::: Data :::

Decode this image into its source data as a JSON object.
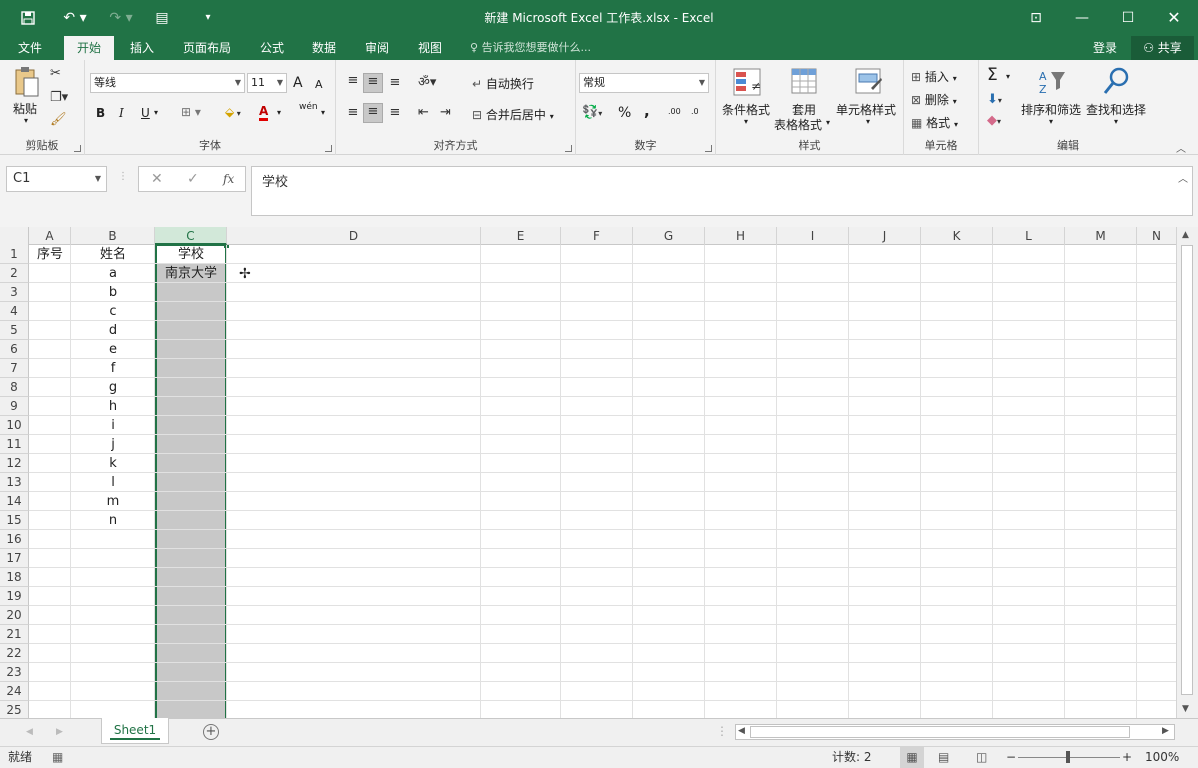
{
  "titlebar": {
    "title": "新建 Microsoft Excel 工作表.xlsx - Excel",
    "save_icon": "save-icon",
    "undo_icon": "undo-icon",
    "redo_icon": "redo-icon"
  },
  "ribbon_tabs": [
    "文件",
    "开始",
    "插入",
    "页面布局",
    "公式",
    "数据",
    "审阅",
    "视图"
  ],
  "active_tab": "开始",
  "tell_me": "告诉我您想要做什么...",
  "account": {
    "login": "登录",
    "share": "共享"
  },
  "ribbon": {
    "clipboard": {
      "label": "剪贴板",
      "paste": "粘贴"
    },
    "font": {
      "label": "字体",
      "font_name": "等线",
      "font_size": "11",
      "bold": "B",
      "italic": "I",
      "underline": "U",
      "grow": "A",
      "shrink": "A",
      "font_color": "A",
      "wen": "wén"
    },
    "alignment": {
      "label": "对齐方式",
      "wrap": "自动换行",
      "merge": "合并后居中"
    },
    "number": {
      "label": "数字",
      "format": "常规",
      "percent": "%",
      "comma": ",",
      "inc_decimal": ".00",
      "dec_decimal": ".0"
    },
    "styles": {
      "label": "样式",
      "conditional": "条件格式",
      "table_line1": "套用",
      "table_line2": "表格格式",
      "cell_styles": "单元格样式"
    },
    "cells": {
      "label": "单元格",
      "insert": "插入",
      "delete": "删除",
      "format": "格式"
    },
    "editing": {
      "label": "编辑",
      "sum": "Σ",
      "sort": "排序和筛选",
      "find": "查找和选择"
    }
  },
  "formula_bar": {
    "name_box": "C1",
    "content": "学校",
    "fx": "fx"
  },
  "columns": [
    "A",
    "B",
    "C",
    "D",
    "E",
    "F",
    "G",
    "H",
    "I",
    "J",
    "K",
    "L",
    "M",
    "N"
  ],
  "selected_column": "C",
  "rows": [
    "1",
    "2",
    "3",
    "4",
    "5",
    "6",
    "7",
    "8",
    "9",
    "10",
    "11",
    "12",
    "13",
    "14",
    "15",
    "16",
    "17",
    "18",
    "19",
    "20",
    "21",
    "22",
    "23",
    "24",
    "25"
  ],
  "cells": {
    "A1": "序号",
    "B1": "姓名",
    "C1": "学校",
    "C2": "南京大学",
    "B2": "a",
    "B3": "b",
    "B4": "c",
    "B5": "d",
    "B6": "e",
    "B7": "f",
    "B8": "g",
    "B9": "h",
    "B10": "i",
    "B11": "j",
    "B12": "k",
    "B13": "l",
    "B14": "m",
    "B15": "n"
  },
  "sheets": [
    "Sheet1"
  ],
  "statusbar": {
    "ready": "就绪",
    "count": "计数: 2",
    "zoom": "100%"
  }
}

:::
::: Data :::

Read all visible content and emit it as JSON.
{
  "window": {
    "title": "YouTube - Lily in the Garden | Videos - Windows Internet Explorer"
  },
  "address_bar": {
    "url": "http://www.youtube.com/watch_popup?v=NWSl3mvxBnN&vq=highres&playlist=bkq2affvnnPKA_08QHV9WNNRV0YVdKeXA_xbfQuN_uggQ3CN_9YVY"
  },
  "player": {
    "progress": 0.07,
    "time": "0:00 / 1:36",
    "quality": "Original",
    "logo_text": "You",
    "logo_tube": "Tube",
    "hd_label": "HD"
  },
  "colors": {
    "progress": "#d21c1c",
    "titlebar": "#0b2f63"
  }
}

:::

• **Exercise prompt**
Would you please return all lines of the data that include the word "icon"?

• **Completed task**
    "save_icon": "save-icon",
    "undo_icon": "undo-icon",
    "redo_icon": "redo-icon"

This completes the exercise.